Using \ref{17}.a, we have $$\mathbf E + \frac{\partial}{\partial t} \mathbf A = - \nabla \phi$$, so $$\frac{d}{dt} (m \mathbf v + q \mathbf A) = - q(\nabla \phi - \nabla (\mathbf v \cdot \mathbf A))$$

$$\frac{d}{dt} (m \mathbf v + q \mathbf A) = - \nabla q (\phi-\mathbf v \cdot \mathbf A)$$ $$\tag*{\blacksquare}$$

I will not be able to address your interpretation question at all since I am not accustomed to it either. Also sorry for the backwards proof.
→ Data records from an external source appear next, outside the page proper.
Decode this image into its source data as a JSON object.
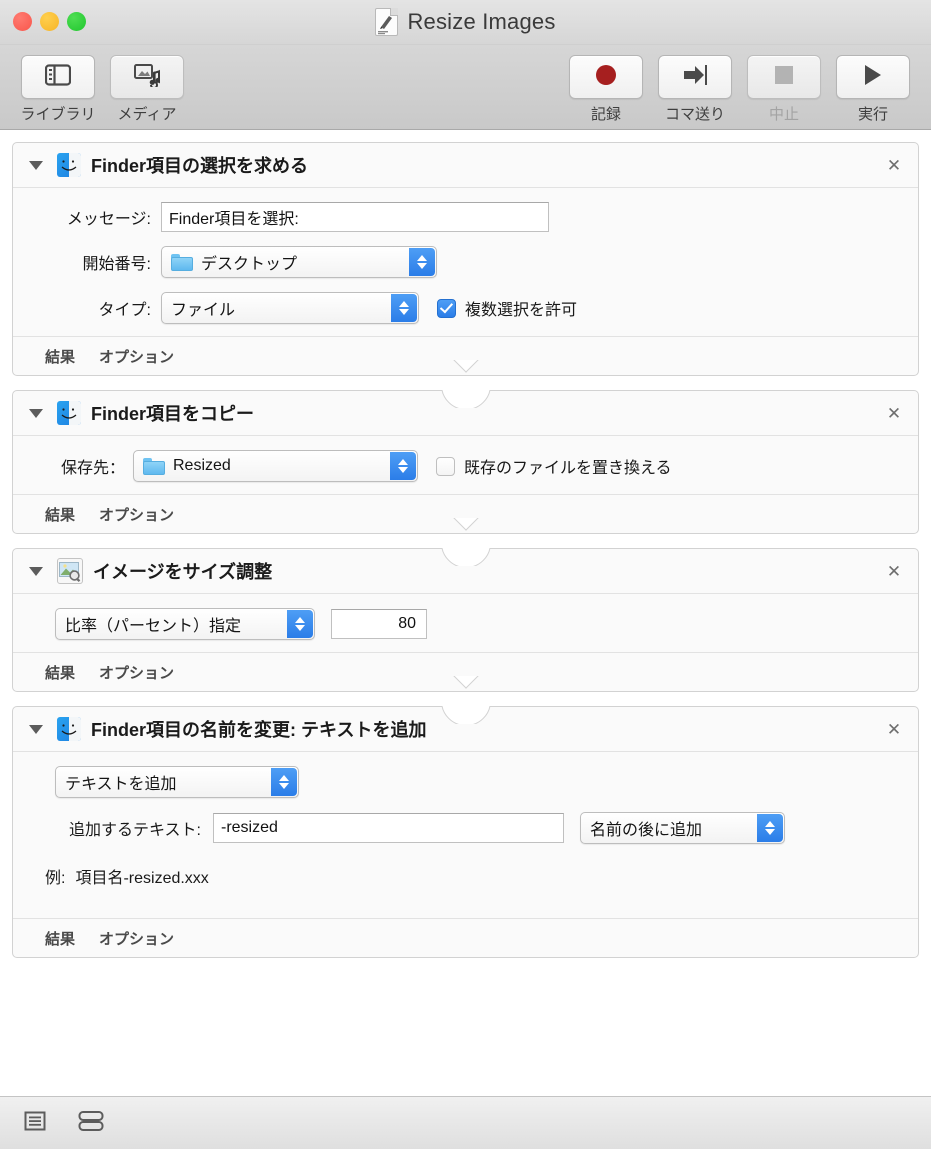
{
  "window": {
    "title": "Resize Images",
    "doc_icon": "automator-workflow-document-icon",
    "traffic_lights": [
      "close",
      "minimize",
      "maximize"
    ]
  },
  "toolbar": {
    "left_items": [
      {
        "label": "ライブラリ",
        "icon": "library-sidebar-icon",
        "enabled": true
      },
      {
        "label": "メディア",
        "icon": "media-photo-music-icon",
        "enabled": true
      }
    ],
    "right_items": [
      {
        "label": "記録",
        "icon": "record-circle-icon",
        "enabled": true
      },
      {
        "label": "コマ送り",
        "icon": "step-forward-icon",
        "enabled": true
      },
      {
        "label": "中止",
        "icon": "stop-square-icon",
        "enabled": false
      },
      {
        "label": "実行",
        "icon": "run-play-icon",
        "enabled": true
      }
    ]
  },
  "footer_links": {
    "results": "結果",
    "options": "オプション"
  },
  "close_glyph": "✕",
  "actions": [
    {
      "title": "Finder項目の選択を求める",
      "icon": "finder-icon",
      "rows": [
        {
          "type": "textfield",
          "label": "メッセージ:",
          "value": "Finder項目を選択:",
          "placeholder": ""
        },
        {
          "type": "popup_folder",
          "label": "開始番号:",
          "value": "デスクトップ",
          "folder_icon": "blue-folder-icon"
        },
        {
          "type": "popup_checkbox",
          "label": "タイプ:",
          "value": "ファイル",
          "checkbox_label": "複数選択を許可",
          "checked": true
        }
      ]
    },
    {
      "title": "Finder項目をコピー",
      "icon": "finder-icon",
      "rows": [
        {
          "type": "popup_folder_checkbox",
          "label": "保存先：",
          "value": "Resized",
          "folder_icon": "blue-folder-icon",
          "checkbox_label": "既存のファイルを置き換える",
          "checked": false
        }
      ]
    },
    {
      "title": "イメージをサイズ調整",
      "icon": "image-resize-icon",
      "rows": [
        {
          "type": "popup_number",
          "value": "比率（パーセント）指定",
          "number": "80"
        }
      ]
    },
    {
      "title": "Finder項目の名前を変更: テキストを追加",
      "icon": "finder-icon",
      "rows": [
        {
          "type": "popup_alone",
          "value": "テキストを追加"
        },
        {
          "type": "textfield_popup",
          "label": "追加するテキスト:",
          "value": "-resized",
          "popup_value": "名前の後に追加"
        },
        {
          "type": "example",
          "label": "例:",
          "value": "項目名-resized.xxx"
        }
      ]
    }
  ],
  "bottom_bar": {
    "buttons": [
      {
        "icon": "list-view-icon",
        "name": "log-view-button"
      },
      {
        "icon": "split-view-icon",
        "name": "split-view-button"
      }
    ]
  },
  "colors": {
    "accent_blue": "#2b7de8",
    "record_red": "#a61f1f",
    "titlebar": "#d6d6d6",
    "action_bg": "#fafafa"
  }
}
Any and all improvements are welcome.

• Please explain (n.1) and (n.2) – arya_stark Oct 2 '19 at 5:17
• @arya_stark Meyer explained it more clearly than I could, what I advise you is to try to get the intuition of derivatives of a (vector/scalar) field as well. I kind of made these up while I was answering the question. – acarturk Oct 2 '19 at 7:41
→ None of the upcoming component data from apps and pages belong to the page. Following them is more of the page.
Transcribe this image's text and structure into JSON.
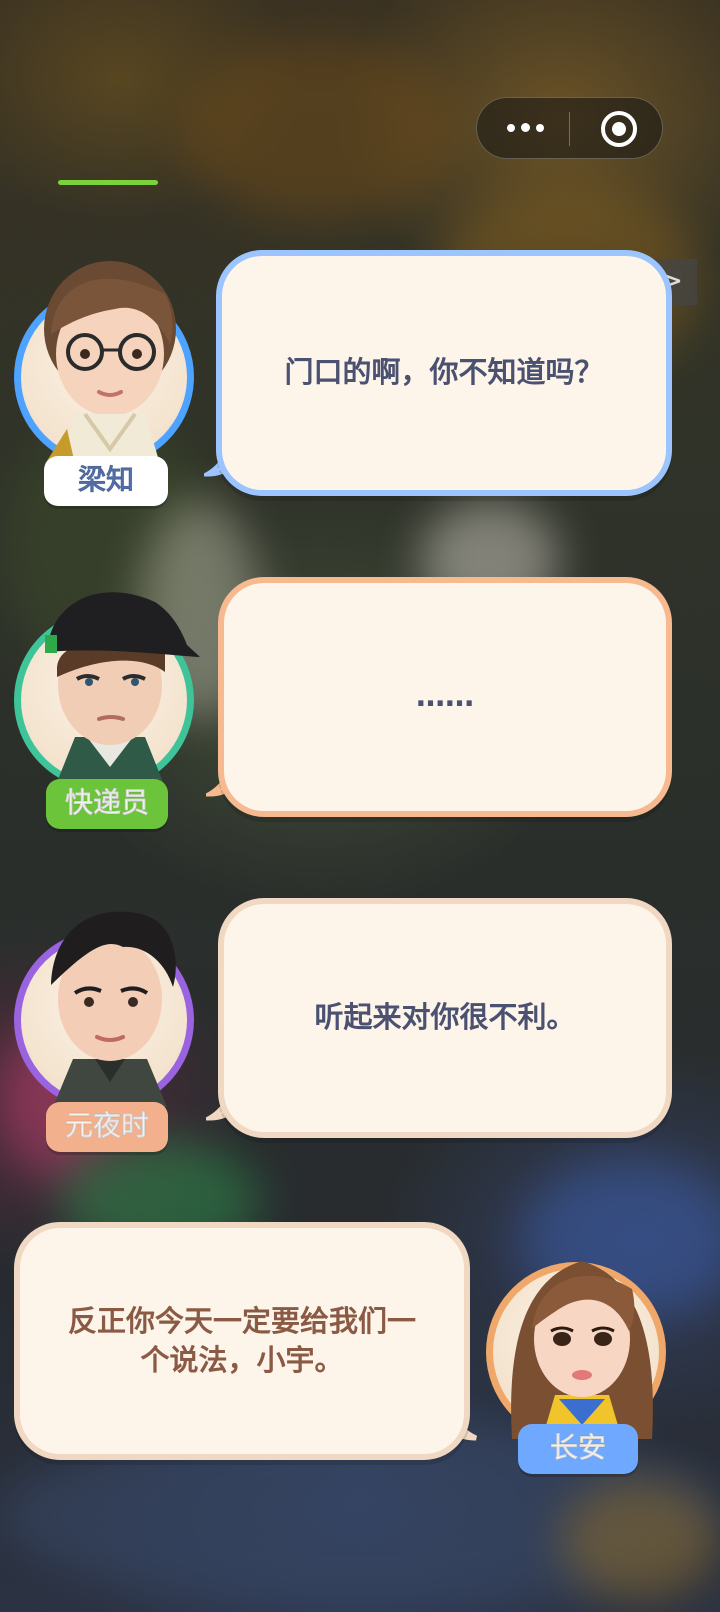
{
  "hud": {
    "more_icon": "more-dots-icon",
    "close_icon": "target-circle-icon",
    "skip_label": ">>"
  },
  "dialogues": [
    {
      "speaker": "梁知",
      "text": "门口的啊，你不知道吗？",
      "ring_color": "#4da3ff",
      "tag_color": "#ffffff",
      "tag_text_color": "#5a78b8"
    },
    {
      "speaker": "快递员",
      "text": "……",
      "ring_color": "#3fc49a",
      "tag_color": "#6cc43a",
      "tag_text_color": "#ffffff"
    },
    {
      "speaker": "元夜时",
      "text": "听起来对你很不利。",
      "ring_color": "#9a64e0",
      "tag_color": "#f3b08c",
      "tag_text_color": "#ffffff"
    },
    {
      "speaker": "长安",
      "text": "反正你今天一定要给我们一个说法，小宇。",
      "ring_color": "#f0a76a",
      "tag_color": "#6fa8ff",
      "tag_text_color": "#ffffff"
    }
  ],
  "colors": {
    "bubble_bg": "#fdf5ea",
    "bubble_text": "#4b5170",
    "bubble_text_changan": "#8a5a45"
  }
}
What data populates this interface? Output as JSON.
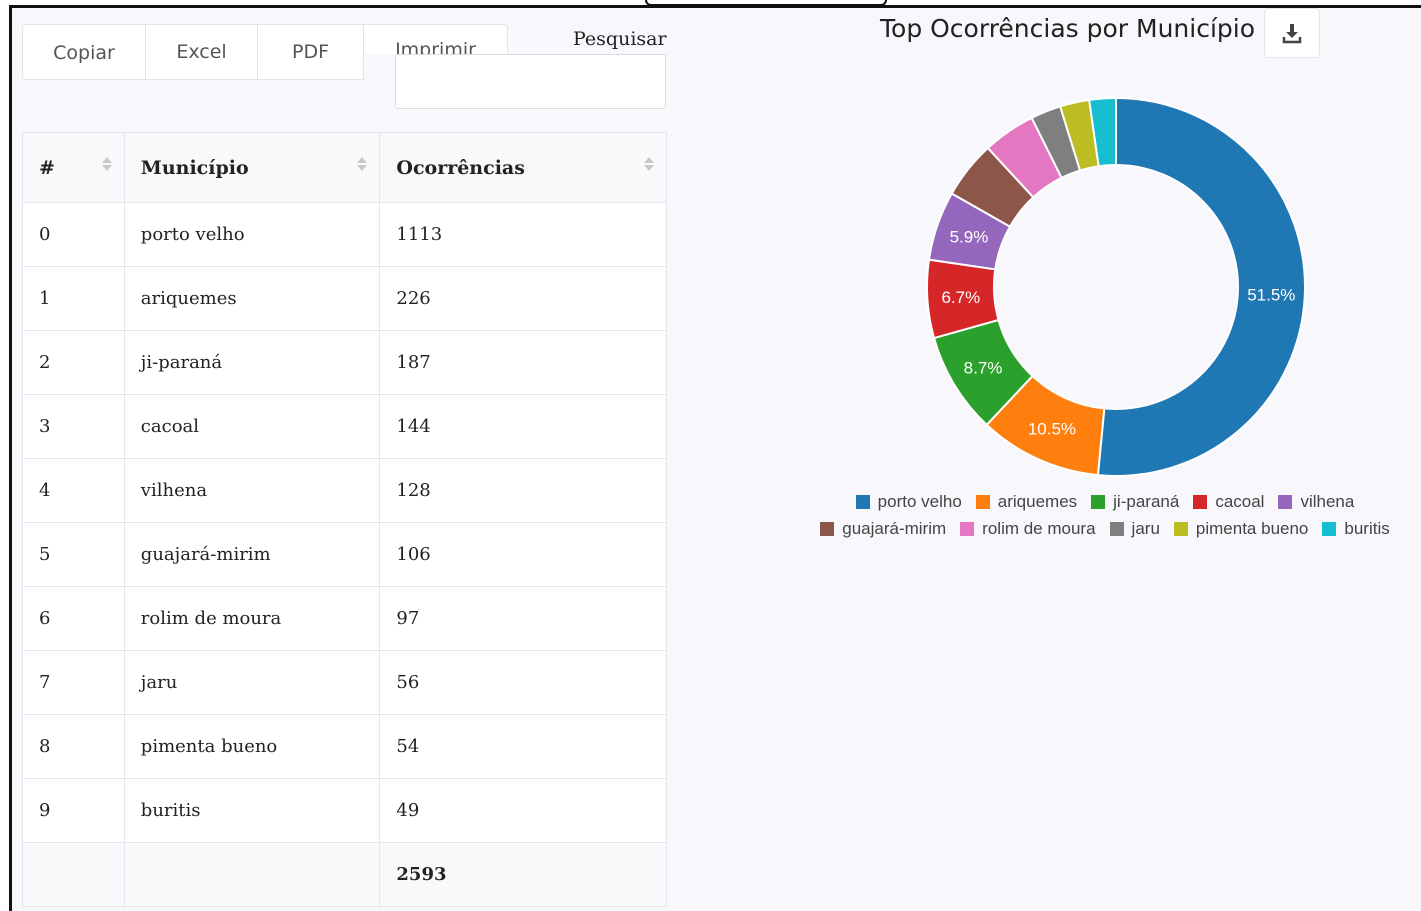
{
  "toolbar": {
    "copy_label": "Copiar",
    "excel_label": "Excel",
    "pdf_label": "PDF",
    "print_label": "Imprimir"
  },
  "search": {
    "label": "Pesquisar",
    "value": ""
  },
  "table": {
    "headers": [
      "#",
      "Município",
      "Ocorrências"
    ],
    "rows": [
      {
        "idx": "0",
        "municipio": "porto velho",
        "ocorrencias": "1113"
      },
      {
        "idx": "1",
        "municipio": "ariquemes",
        "ocorrencias": "226"
      },
      {
        "idx": "2",
        "municipio": "ji-paraná",
        "ocorrencias": "187"
      },
      {
        "idx": "3",
        "municipio": "cacoal",
        "ocorrencias": "144"
      },
      {
        "idx": "4",
        "municipio": "vilhena",
        "ocorrencias": "128"
      },
      {
        "idx": "5",
        "municipio": "guajará-mirim",
        "ocorrencias": "106"
      },
      {
        "idx": "6",
        "municipio": "rolim de moura",
        "ocorrencias": "97"
      },
      {
        "idx": "7",
        "municipio": "jaru",
        "ocorrencias": "56"
      },
      {
        "idx": "8",
        "municipio": "pimenta bueno",
        "ocorrencias": "54"
      },
      {
        "idx": "9",
        "municipio": "buritis",
        "ocorrencias": "49"
      }
    ],
    "total": "2593"
  },
  "chart": {
    "title": "Top Ocorrências por Município",
    "download_icon": "download-icon"
  },
  "chart_data": {
    "type": "pie",
    "title": "Top Ocorrências por Município",
    "categories": [
      "porto velho",
      "ariquemes",
      "ji-paraná",
      "cacoal",
      "vilhena",
      "guajará-mirim",
      "rolim de moura",
      "jaru",
      "pimenta bueno",
      "buritis"
    ],
    "values": [
      1113,
      226,
      187,
      144,
      128,
      106,
      97,
      56,
      54,
      49
    ],
    "slice_labels": [
      "51.5%",
      "10.5%",
      "8.7%",
      "6.7%",
      "5.9%",
      "",
      "",
      "",
      "",
      ""
    ],
    "colors": [
      "#1f77b4",
      "#ff7f0e",
      "#2ca02c",
      "#d62728",
      "#9467bd",
      "#8c564b",
      "#e377c2",
      "#7f7f7f",
      "#bcbd22",
      "#17becf"
    ],
    "legend_position": "bottom"
  }
}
The potential energy deu to the Lorenz force is (Goldstein book):

$$U=q\,\phi(x)-q\,A(x,t)\cdot\,v(t)$$

and the kinetic energy is:

$$T=\frac{1}{2}\,m\,v^2$$

so the total energy $$E=T+U$$ is explicit independent from t,so:

$$\frac{d}{dt}\,E=0=\frac{d}{dt}\left(\frac{1}{2}\,m\,v^2+q\,\phi(x)-q\,A(x,t)\cdot\,v(t)\right)$$ or: $$\frac{d}{dt}\left(\frac{1}{2}\,m\,v^2+q\,\phi(x)-\underbrace{q\,\phi(x)}_{\ne f(t)}-q\,A(x,t)\cdot\,v(t)\right)=0$$

$$\Rightarrow\quad$$equation (18)

with:

$$L=T-U=\frac{1}{2}\,m\,v^2-q\,\phi(x)+q\,A(x,t)\cdot\,v(t)$$

the equations of motion

$$\frac{d}{dt}\left(\frac{\partial L}{\partial v}\right)+\frac{\partial L}{\partial x}=0$$

$$\Rightarrow$$

$$\frac{\partial L}{\partial v}=m\,v+q\,A$$

$$\frac{\partial L}{\partial x} =\frac{\partial }{\partial x} \left[q\,(\phi-A\cdot v)\right]$$

$$\Rightarrow\quad$$equation (19)